Last week’s city council budget review bled into Monday’s council goal-setting session, with an emphasis placed on balancing a precarious budget and the equally ominous water situation.
In the process, department heads saw wish lists fade as serious priorities replaced them.
City Manager Kindon Meik kicked off the hour-long meeting, noting that the council gets together after each election to update goals and review the success of past items on the list. During the last two years, the council has been able to cross of three such goals: providing a safe crossing at Whitley and Highway 43, which will soon acquire a roundabout; working out high speed rail route selection details; and improvement of the city’s IT infrastructure, both software and hardware.
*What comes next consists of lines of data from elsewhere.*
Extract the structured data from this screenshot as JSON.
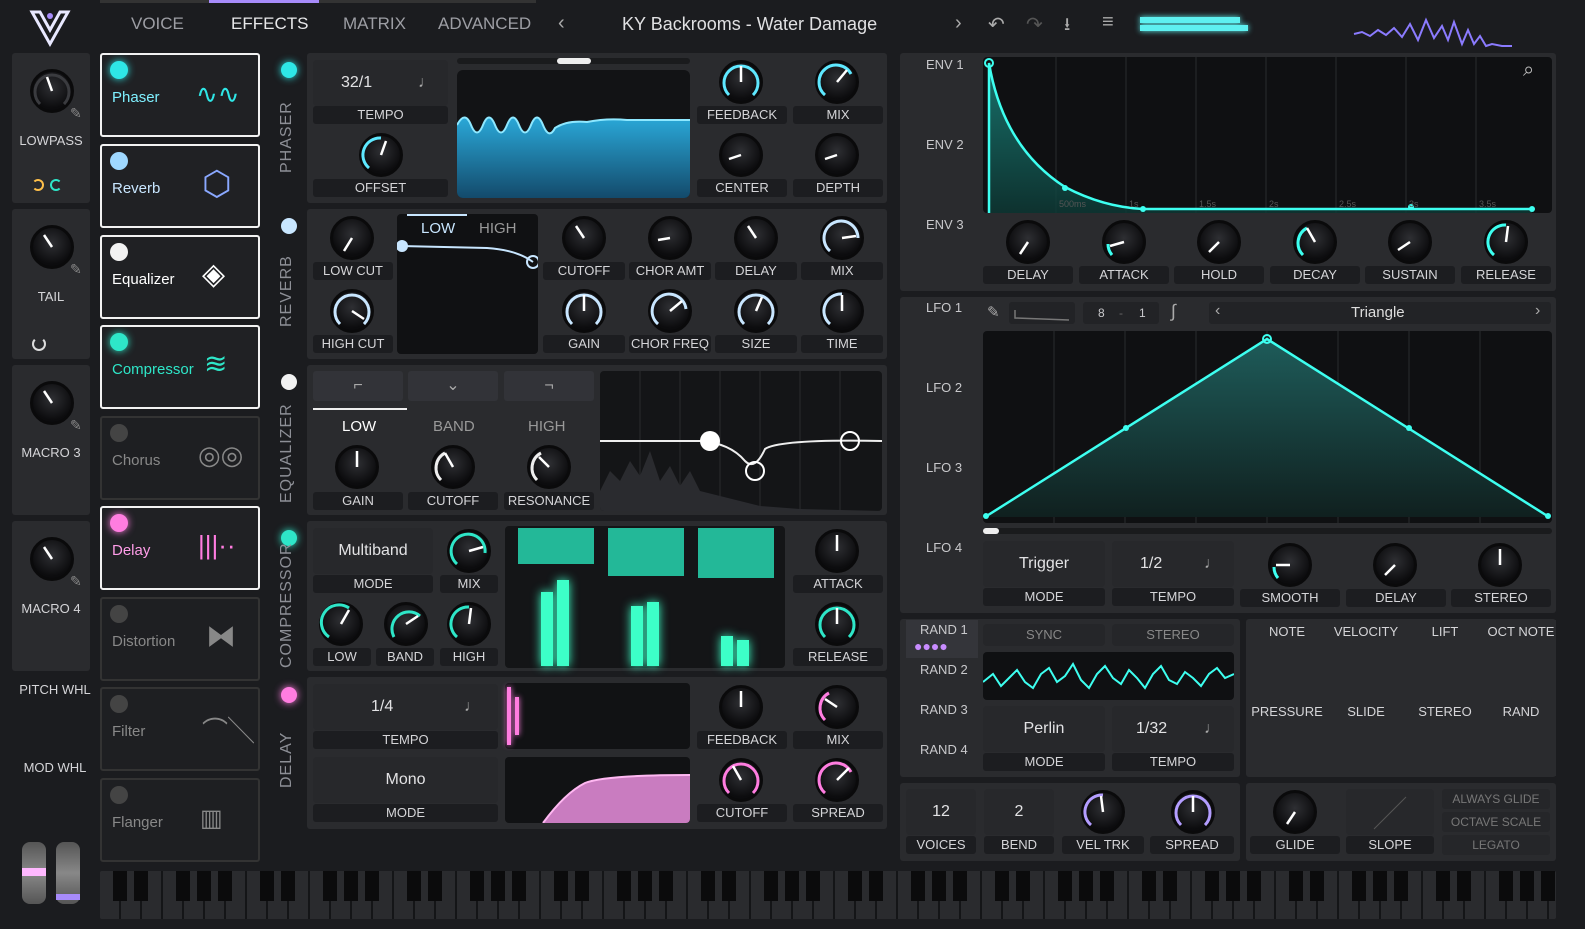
{
  "header": {
    "tabs": [
      "VOICE",
      "EFFECTS",
      "MATRIX",
      "ADVANCED"
    ],
    "active_tab": "EFFECTS",
    "preset": "KY Backrooms - Water Damage"
  },
  "macros": [
    {
      "label": "LOWPASS"
    },
    {
      "label": "TAIL"
    },
    {
      "label": "MACRO 3"
    },
    {
      "label": "MACRO 4"
    }
  ],
  "wheels": {
    "pitch": "PITCH WHL",
    "mod": "MOD WHL"
  },
  "effects": [
    {
      "name": "Phaser",
      "on": true,
      "color": "#2ee6e6"
    },
    {
      "name": "Reverb",
      "on": true,
      "color": "#9fd8ff"
    },
    {
      "name": "Equalizer",
      "on": true,
      "color": "#f2f2f2"
    },
    {
      "name": "Compressor",
      "on": true,
      "color": "#2ee6c8"
    },
    {
      "name": "Chorus",
      "on": false,
      "color": "#555"
    },
    {
      "name": "Delay",
      "on": true,
      "color": "#ff7de0"
    },
    {
      "name": "Distortion",
      "on": false,
      "color": "#555"
    },
    {
      "name": "Filter",
      "on": false,
      "color": "#555"
    },
    {
      "name": "Flanger",
      "on": false,
      "color": "#555"
    }
  ],
  "sections": {
    "phaser": "PHASER",
    "reverb": "REVERB",
    "equalizer": "EQUALIZER",
    "compressor": "COMPRESSOR",
    "delay": "DELAY"
  },
  "phaser": {
    "tempo_value": "32/1",
    "tempo": "TEMPO",
    "offset": "OFFSET",
    "feedback": "FEEDBACK",
    "mix": "MIX",
    "center": "CENTER",
    "depth": "DEPTH"
  },
  "reverb": {
    "low_cut": "LOW CUT",
    "high_cut": "HIGH CUT",
    "tab_low": "LOW",
    "tab_high": "HIGH",
    "cutoff": "CUTOFF",
    "chor_amt": "CHOR AMT",
    "delay": "DELAY",
    "mix": "MIX",
    "gain": "GAIN",
    "chor_freq": "CHOR FREQ",
    "size": "SIZE",
    "time": "TIME"
  },
  "eq": {
    "low": "LOW",
    "band": "BAND",
    "high": "HIGH",
    "gain": "GAIN",
    "cutoff": "CUTOFF",
    "resonance": "RESONANCE"
  },
  "compressor": {
    "mode_value": "Multiband",
    "mode": "MODE",
    "mix": "MIX",
    "low": "LOW",
    "band": "BAND",
    "high": "HIGH",
    "attack": "ATTACK",
    "release": "RELEASE"
  },
  "delay": {
    "tempo_value": "1/4",
    "tempo": "TEMPO",
    "mode_value": "Mono",
    "mode": "MODE",
    "feedback": "FEEDBACK",
    "mix": "MIX",
    "cutoff": "CUTOFF",
    "spread": "SPREAD"
  },
  "env": {
    "tabs": [
      "ENV 1",
      "ENV 2",
      "ENV 3"
    ],
    "times": [
      "500ms",
      "1s",
      "1.5s",
      "2s",
      "2.5s",
      "3s",
      "3.5s"
    ],
    "knobs": [
      "DELAY",
      "ATTACK",
      "HOLD",
      "DECAY",
      "SUSTAIN",
      "RELEASE"
    ]
  },
  "lfo": {
    "tabs": [
      "LFO 1",
      "LFO 2",
      "LFO 3",
      "LFO 4"
    ],
    "grid_x": "8",
    "grid_y": "1",
    "shape": "Triangle",
    "mode_value": "Trigger",
    "mode": "MODE",
    "tempo_value": "1/2",
    "tempo": "TEMPO",
    "smooth": "SMOOTH",
    "delay": "DELAY",
    "stereo": "STEREO"
  },
  "rand": {
    "tabs": [
      "RAND 1",
      "RAND 2",
      "RAND 3",
      "RAND 4"
    ],
    "sync": "SYNC",
    "stereo": "STEREO",
    "mode_value": "Perlin",
    "mode": "MODE",
    "tempo_value": "1/32",
    "tempo": "TEMPO"
  },
  "mod_sources": [
    "NOTE",
    "VELOCITY",
    "LIFT",
    "OCT NOTE",
    "PRESSURE",
    "SLIDE",
    "STEREO",
    "RAND"
  ],
  "voice": {
    "voices_value": "12",
    "voices": "VOICES",
    "bend_value": "2",
    "bend": "BEND",
    "vel_trk": "VEL TRK",
    "spread": "SPREAD",
    "glide": "GLIDE",
    "slope": "SLOPE",
    "always_glide": "ALWAYS GLIDE",
    "octave_scale": "OCTAVE SCALE",
    "legato": "LEGATO"
  }
}
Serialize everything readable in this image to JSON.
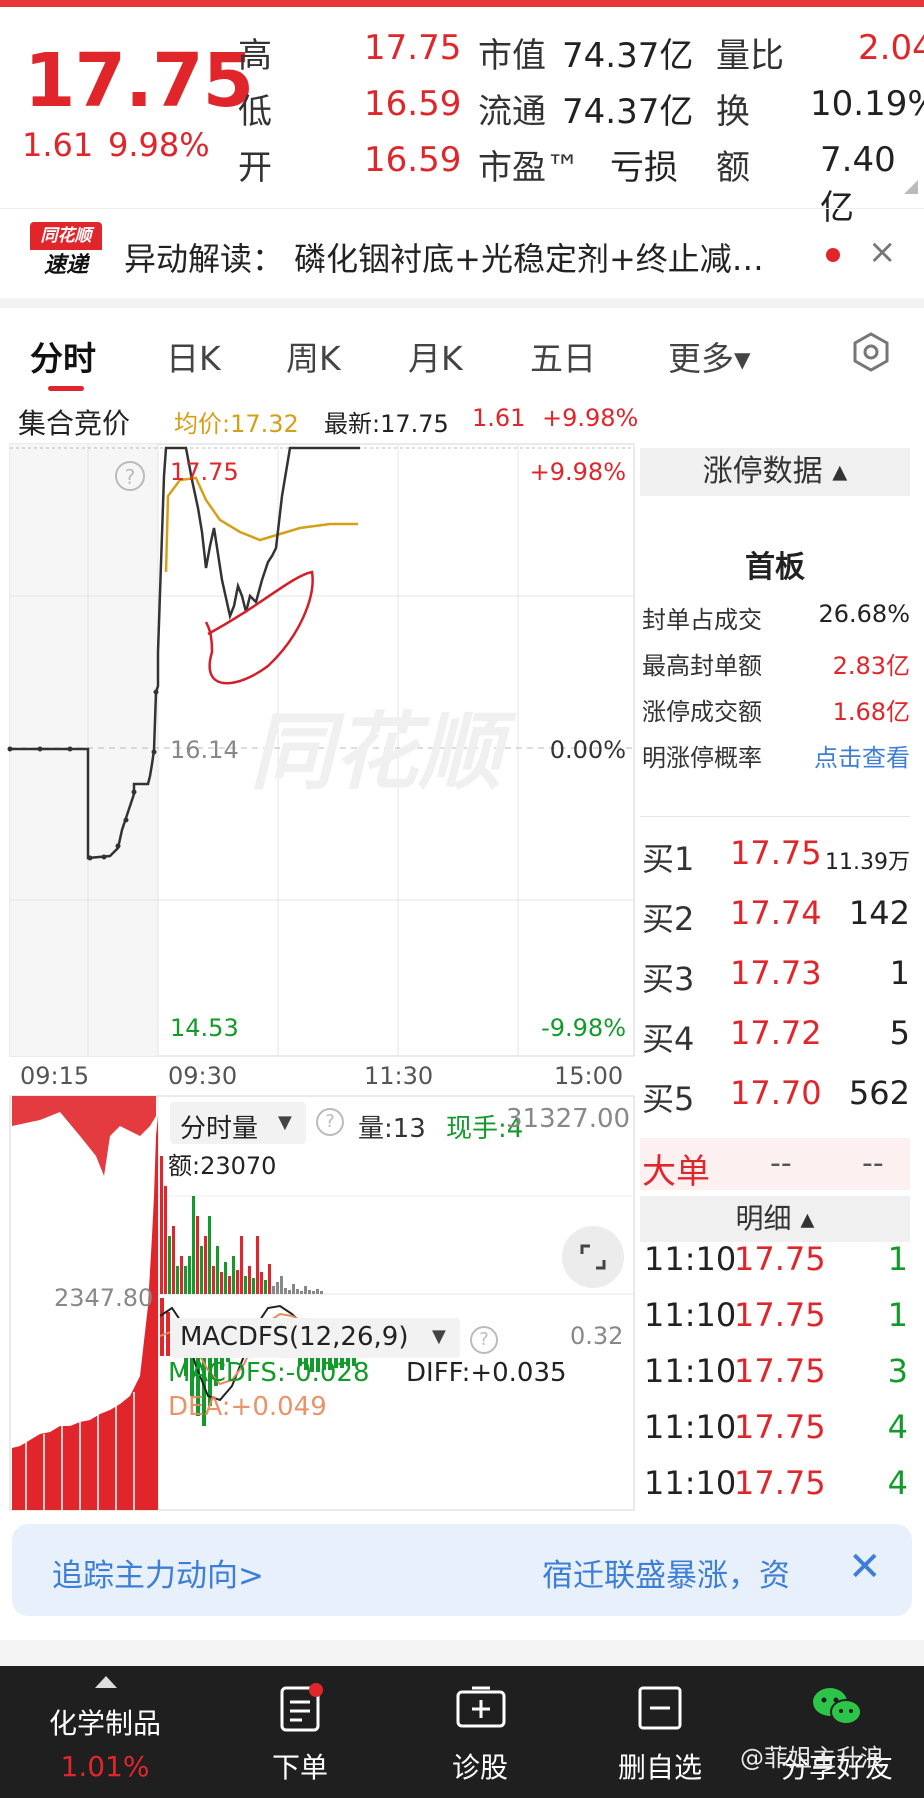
{
  "quote": {
    "price": "17.75",
    "change": "1.61",
    "change_pct": "9.98%",
    "rows": [
      {
        "l1": "高",
        "v1": "17.75",
        "l2": "市值",
        "v2": "74.37亿",
        "l3": "量比",
        "v3": "2.04"
      },
      {
        "l1": "低",
        "v1": "16.59",
        "l2": "流通",
        "v2": "74.37亿",
        "l3": "换",
        "v3": "10.19%"
      },
      {
        "l1": "开",
        "v1": "16.59",
        "l2": "市盈™",
        "v2": "亏损",
        "l3": "额",
        "v3": "7.40亿"
      }
    ]
  },
  "news": {
    "logo_top": "同花顺",
    "logo_bottom": "速递",
    "text": "异动解读：  磷化铟衬底+光稳定剂+终止减…",
    "close": "×"
  },
  "tabs": [
    "分时",
    "日K",
    "周K",
    "月K",
    "五日",
    "更多▾"
  ],
  "chart_info": {
    "auction": "集合竞价",
    "avg": "均价:17.32",
    "latest": "最新:17.75",
    "chg": "1.61",
    "pct": "+9.98%"
  },
  "chart_labels": {
    "top_price": "17.75",
    "top_pct": "+9.98%",
    "mid_price": "16.14",
    "mid_pct": "0.00%",
    "bottom_price": "14.53",
    "bottom_pct": "-9.98%",
    "t1": "09:15",
    "t2": "09:30",
    "t3": "11:30",
    "t4": "15:00",
    "help": "?"
  },
  "volume_panel": {
    "title": "分时量",
    "vol": "量:13",
    "hand": "现手:4",
    "max": "31327.00",
    "amount": "额:23070",
    "left_max": "2347.80"
  },
  "macd_panel": {
    "title": "MACDFS(12,26,9)",
    "value_top": "0.32",
    "macd": "MACDFS:-0.028",
    "diff": "DIFF:+0.035",
    "dea": "DEA:+0.049"
  },
  "limit_data": {
    "title": "涨停数据 ▴",
    "board": "首板",
    "items": [
      {
        "label": "封单占成交",
        "value": "26.68%",
        "color": "#222"
      },
      {
        "label": "最高封单额",
        "value": "2.83亿",
        "color": "#e0262b"
      },
      {
        "label": "涨停成交额",
        "value": "1.68亿",
        "color": "#e0262b"
      },
      {
        "label": "明涨停概率",
        "value": "点击查看",
        "color": "#3d7fd6"
      }
    ]
  },
  "order_book": [
    {
      "label": "买1",
      "price": "17.75",
      "vol": "11.39万"
    },
    {
      "label": "买2",
      "price": "17.74",
      "vol": "142"
    },
    {
      "label": "买3",
      "price": "17.73",
      "vol": "1"
    },
    {
      "label": "买4",
      "price": "17.72",
      "vol": "5"
    },
    {
      "label": "买5",
      "price": "17.70",
      "vol": "562"
    }
  ],
  "big_order": {
    "label": "大单",
    "v1": "--",
    "v2": "--"
  },
  "detail": {
    "title": "明细 ▴",
    "rows": [
      {
        "time": "11:10",
        "price": "17.75",
        "vol": "1"
      },
      {
        "time": "11:10",
        "price": "17.75",
        "vol": "1"
      },
      {
        "time": "11:10",
        "price": "17.75",
        "vol": "3"
      },
      {
        "time": "11:10",
        "price": "17.75",
        "vol": "4"
      },
      {
        "time": "11:10",
        "price": "17.75",
        "vol": "4"
      }
    ]
  },
  "banner": {
    "left": "追踪主力动向>",
    "right": "宿迁联盛暴涨，资",
    "close": "✕"
  },
  "bottom_nav": [
    {
      "label": "化学制品",
      "sub": "1.01%"
    },
    {
      "label": "下单"
    },
    {
      "label": "诊股"
    },
    {
      "label": "删自选"
    },
    {
      "label": "分享好友"
    }
  ],
  "watermark": "同花顺",
  "weibo_mark": "@菲姐主升浪",
  "colors": {
    "red": "#e0262b",
    "green": "#129a2a",
    "blue": "#3d7fd6",
    "avg_line": "#d4a017"
  }
}
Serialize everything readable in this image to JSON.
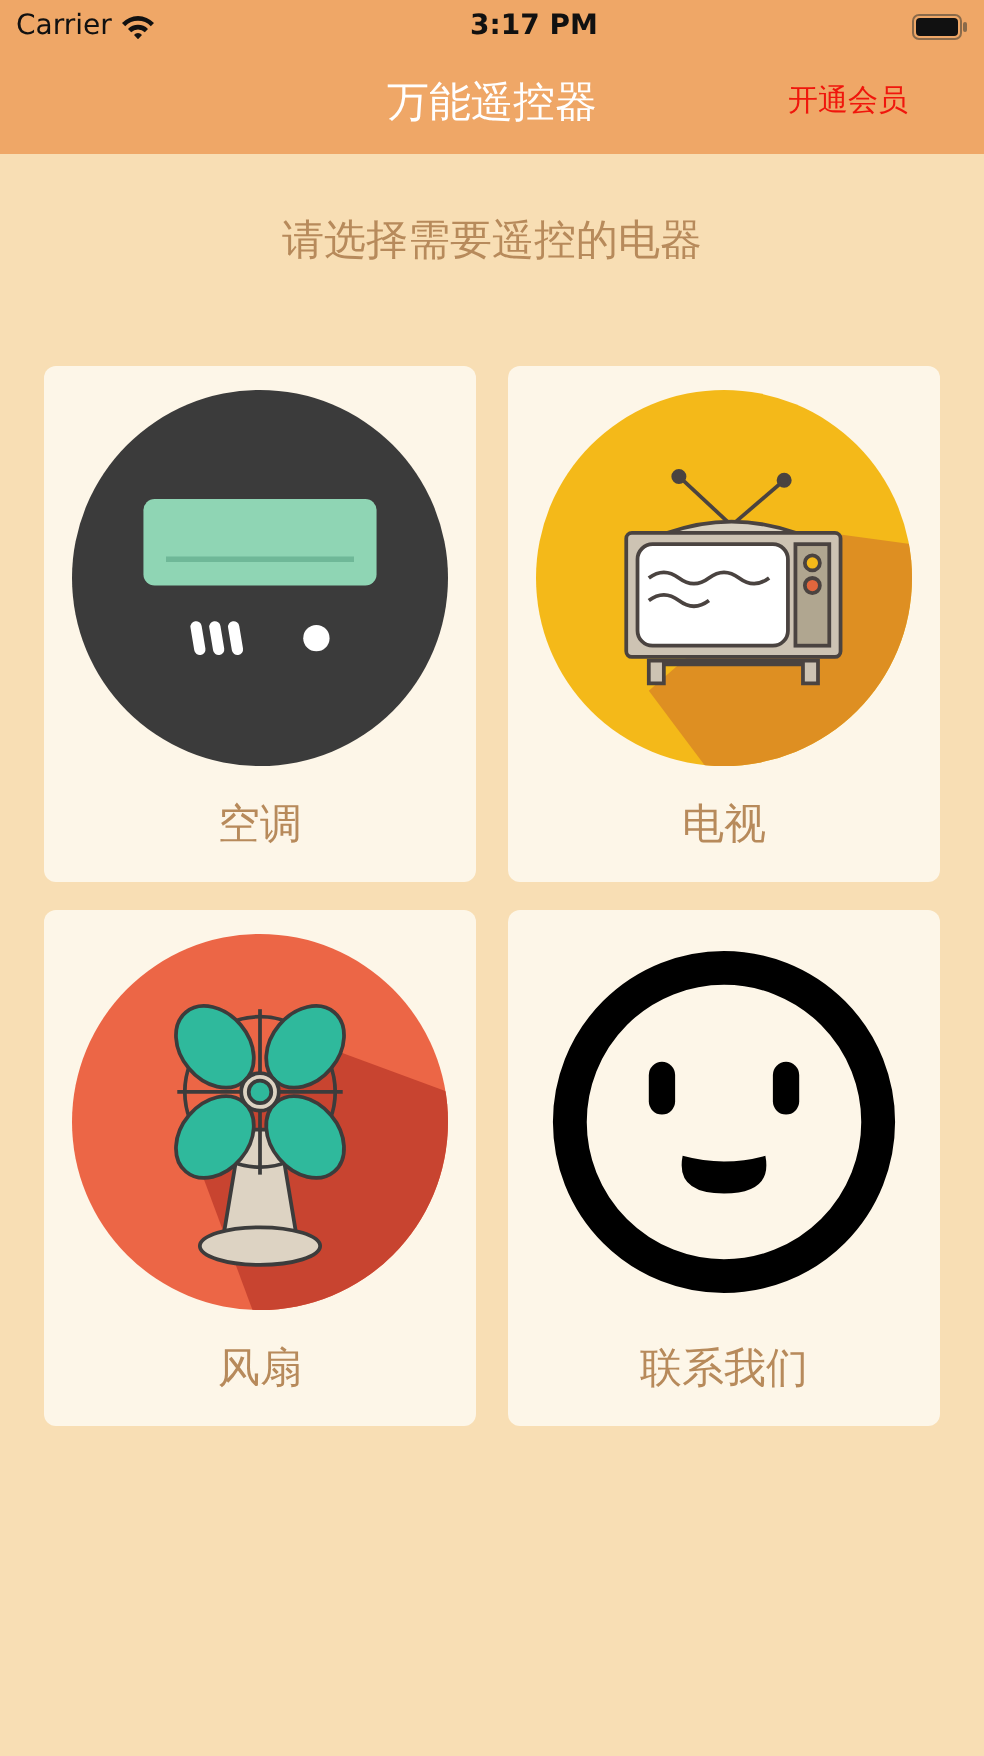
{
  "status_bar": {
    "carrier": "Carrier",
    "time": "3:17 PM"
  },
  "nav_bar": {
    "title": "万能遥控器",
    "action": "开通会员"
  },
  "prompt": "请选择需要遥控的电器",
  "devices": [
    {
      "kind": "air_conditioner",
      "label": "空调"
    },
    {
      "kind": "tv",
      "label": "电视"
    },
    {
      "kind": "fan",
      "label": "风扇"
    },
    {
      "kind": "contact",
      "label": "联系我们"
    }
  ]
}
Clean-up of the area near Pickerell and Whitley avenues has also been crossed off the long-term goal list.
However, the city has not been able to get its budget in balance for the past couple of years. Meik said last year’s budget showed deficit spending in the general fund, but by the end of the year, staff was able to make up the difference with additional revenues, creative cuts and working some personnel outside their classifications to fill in gaps.
In last week’s mid-fiscal-year budget review, Finance Director Soledad Ruiz-Nunez told the council the general fund is once again upside down. She pointed out that sales tax revenues are down by $50,000 from the same period a year ago and motor vehicle in lieu fees are down by about $13,500.
At the same time, the city’s electric bill has shot up by approximately $50,000 and the city has had to pay out vacation and comp benefits to retiring and other departing employees that were not placed in this year’s budget calculations.
Combined, the figures have created a general fund deficit of just over $304,000. That figure can be qualified: also in the budget is a one-time transfer of $165,000 in revenue to the general fund from the enterprise funds (water, sewer, etc.), which has not yet been transferred and reduces the deficit to about $140,000.
Meik told the council last week he and Ruiz-Nunez will bring back an “historical perspective: budget comparison to show how income and expense figures look during the first half and the second half of the fiscal year.
“This will hopefully give us a better idea about when our revenue goes up, down, or remains flat. We can get a better grip on whether or not we need to start making cuts now,” he stated.
That presentation will take place at Monday’s regular council meeting.
All four councilmen present at the study session favored a move back to the basics when it comes to their current goals.
“Our first charge is to provide basic services: water, sewer, garbage and public protection, including police and fire,” said Mayor Robertson.
On that note, Councilman Mark Cartwright suggested enhancements at the local water treatment plant, where a study is already being conducted. Meik said it should be ready for presentation to the council in the spring.A potential addition to the local sales tax emerge as the recommendation for helping to fund the local police department, which currently swallows up about 80 percent of the general fund’s revenues. Councilman Ray Lerma said if the city determines it needs the current level of public safety service, alternative funding must be studied.
Mayor Robertson also asked for a cost percentage comparison between Corcoran and other surrounding cities regarding public safety service. The sales tax initiative could provide a quasi enterprise zone funding umbrella for the cash-strapped department, he commented.
Meik said the information provided by the council will be used to finalize a list of goals to be pursued for the next two years.